:: ABOUT THIS EXERCISE ::
In the records below, find every line that contains "value" and list it.

++++ STORED DATA ++++

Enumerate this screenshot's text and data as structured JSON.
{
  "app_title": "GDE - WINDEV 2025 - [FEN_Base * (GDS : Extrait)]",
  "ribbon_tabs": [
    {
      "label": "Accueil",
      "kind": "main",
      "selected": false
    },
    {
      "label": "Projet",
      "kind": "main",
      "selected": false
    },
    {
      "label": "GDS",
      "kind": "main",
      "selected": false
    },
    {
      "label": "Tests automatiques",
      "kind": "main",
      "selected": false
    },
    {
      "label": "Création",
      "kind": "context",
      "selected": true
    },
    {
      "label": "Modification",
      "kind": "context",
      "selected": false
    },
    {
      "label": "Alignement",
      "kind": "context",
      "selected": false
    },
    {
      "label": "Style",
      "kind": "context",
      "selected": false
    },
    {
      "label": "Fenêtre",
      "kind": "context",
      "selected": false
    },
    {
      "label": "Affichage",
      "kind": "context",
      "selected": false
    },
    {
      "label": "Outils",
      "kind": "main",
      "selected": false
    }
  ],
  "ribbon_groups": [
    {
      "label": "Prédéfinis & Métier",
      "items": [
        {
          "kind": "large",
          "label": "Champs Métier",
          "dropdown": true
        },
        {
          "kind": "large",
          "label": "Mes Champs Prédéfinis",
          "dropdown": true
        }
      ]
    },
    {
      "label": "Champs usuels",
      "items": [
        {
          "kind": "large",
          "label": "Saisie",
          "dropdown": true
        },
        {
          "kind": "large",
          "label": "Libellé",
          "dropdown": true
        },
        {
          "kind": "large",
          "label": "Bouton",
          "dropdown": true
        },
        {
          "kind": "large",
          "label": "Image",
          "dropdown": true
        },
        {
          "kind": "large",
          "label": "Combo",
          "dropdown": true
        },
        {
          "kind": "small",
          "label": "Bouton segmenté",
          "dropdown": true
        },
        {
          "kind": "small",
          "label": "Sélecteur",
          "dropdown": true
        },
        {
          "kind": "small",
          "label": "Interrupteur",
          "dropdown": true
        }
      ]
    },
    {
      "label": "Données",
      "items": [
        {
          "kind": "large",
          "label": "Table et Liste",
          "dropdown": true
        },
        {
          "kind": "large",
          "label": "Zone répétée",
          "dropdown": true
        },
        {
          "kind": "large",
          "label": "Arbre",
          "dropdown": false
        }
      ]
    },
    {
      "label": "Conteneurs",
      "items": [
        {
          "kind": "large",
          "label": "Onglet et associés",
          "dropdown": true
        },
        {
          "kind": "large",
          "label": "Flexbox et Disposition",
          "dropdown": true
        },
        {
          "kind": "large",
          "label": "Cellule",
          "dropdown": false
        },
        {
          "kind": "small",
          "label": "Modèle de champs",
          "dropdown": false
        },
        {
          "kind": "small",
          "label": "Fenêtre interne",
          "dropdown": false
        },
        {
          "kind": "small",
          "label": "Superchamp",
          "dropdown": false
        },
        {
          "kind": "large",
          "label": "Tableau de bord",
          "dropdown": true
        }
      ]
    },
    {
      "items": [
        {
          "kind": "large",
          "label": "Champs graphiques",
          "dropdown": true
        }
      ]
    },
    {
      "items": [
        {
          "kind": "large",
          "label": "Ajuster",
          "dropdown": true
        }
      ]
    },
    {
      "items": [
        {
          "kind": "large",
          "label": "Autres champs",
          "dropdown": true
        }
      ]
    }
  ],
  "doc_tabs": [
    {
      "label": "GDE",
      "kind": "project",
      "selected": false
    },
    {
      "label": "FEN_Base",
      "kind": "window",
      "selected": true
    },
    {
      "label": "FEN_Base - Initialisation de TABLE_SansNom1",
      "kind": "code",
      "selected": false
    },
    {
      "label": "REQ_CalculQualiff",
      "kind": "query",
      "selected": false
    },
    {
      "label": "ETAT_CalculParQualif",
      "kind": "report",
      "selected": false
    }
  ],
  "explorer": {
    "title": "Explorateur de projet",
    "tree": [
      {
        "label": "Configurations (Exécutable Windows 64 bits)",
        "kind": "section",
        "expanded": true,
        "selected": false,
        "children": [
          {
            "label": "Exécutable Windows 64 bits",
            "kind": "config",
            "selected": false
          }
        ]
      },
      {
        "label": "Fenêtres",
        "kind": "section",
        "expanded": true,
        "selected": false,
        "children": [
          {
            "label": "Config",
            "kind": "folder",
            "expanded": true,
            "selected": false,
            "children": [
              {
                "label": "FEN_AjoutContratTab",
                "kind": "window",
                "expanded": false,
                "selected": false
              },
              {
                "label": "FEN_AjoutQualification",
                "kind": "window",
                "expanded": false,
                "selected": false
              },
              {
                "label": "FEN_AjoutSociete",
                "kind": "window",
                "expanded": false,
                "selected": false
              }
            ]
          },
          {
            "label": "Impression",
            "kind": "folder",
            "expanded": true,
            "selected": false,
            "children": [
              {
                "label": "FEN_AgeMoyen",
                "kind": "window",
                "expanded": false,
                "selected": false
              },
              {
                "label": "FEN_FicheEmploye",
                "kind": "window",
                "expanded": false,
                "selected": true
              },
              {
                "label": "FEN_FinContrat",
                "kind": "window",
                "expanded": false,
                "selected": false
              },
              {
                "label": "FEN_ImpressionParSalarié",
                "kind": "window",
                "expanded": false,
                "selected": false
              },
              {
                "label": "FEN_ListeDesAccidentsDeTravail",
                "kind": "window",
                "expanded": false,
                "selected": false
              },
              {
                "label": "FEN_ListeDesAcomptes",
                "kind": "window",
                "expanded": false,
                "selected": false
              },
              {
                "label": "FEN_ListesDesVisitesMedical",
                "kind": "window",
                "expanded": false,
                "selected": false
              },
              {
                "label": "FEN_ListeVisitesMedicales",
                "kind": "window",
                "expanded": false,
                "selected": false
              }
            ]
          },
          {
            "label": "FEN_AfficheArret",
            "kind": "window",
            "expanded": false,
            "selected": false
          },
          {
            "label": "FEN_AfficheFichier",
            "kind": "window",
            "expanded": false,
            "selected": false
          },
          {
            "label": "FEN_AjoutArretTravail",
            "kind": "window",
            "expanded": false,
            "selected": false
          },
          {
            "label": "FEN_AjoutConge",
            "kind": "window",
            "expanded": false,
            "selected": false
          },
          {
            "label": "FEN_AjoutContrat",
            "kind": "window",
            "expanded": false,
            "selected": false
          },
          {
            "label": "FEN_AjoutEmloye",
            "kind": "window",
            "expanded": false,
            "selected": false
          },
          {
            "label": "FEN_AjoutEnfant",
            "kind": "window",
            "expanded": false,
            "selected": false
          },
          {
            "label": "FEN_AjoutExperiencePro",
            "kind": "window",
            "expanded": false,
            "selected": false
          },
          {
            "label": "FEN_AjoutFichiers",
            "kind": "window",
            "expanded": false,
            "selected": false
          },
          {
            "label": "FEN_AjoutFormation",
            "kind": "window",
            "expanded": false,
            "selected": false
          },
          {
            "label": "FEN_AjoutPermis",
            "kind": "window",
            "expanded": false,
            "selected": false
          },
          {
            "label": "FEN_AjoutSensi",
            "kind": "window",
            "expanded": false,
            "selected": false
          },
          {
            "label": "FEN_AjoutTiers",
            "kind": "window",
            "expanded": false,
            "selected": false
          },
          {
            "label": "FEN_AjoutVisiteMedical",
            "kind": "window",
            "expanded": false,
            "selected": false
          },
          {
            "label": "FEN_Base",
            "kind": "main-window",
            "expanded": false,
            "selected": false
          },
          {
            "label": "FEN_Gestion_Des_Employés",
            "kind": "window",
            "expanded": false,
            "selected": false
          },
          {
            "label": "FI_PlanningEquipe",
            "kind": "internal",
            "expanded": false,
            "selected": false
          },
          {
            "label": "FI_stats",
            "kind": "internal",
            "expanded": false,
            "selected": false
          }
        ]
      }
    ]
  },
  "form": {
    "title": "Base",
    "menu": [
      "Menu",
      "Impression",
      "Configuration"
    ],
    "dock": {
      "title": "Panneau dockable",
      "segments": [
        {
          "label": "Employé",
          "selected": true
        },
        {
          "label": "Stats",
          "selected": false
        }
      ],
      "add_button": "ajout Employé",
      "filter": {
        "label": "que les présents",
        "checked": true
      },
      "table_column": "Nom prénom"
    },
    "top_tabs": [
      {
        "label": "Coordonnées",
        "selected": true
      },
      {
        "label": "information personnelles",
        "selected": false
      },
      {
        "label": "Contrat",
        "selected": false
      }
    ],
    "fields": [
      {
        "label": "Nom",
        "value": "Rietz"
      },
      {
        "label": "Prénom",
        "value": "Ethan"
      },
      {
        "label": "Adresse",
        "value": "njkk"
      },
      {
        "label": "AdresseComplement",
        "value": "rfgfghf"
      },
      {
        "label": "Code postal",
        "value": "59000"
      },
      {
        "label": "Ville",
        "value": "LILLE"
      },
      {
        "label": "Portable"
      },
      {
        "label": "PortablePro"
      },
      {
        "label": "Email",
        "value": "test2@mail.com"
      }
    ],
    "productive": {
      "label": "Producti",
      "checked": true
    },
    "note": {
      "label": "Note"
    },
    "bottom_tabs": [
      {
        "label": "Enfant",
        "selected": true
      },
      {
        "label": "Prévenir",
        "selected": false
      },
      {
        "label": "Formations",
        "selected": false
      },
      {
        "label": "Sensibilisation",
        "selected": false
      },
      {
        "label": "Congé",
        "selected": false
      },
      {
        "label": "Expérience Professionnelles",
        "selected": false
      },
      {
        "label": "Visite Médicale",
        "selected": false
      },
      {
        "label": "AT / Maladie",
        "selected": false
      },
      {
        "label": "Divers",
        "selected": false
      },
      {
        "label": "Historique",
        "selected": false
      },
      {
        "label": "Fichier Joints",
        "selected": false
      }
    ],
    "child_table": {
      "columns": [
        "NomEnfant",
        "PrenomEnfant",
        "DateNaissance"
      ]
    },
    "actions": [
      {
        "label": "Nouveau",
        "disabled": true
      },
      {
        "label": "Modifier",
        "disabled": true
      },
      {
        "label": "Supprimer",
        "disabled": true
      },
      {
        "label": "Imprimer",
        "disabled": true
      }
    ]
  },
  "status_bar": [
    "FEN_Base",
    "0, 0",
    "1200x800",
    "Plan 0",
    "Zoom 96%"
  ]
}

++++

:: REPLY TO THE TASK ::
        "value": "Rietz"
        "value": "Ethan"
        "value": "njkk"
        "value": "rfgfghf"
        "value": "59000"
        "value": "LILLE"
        "value": "test2@mail.com"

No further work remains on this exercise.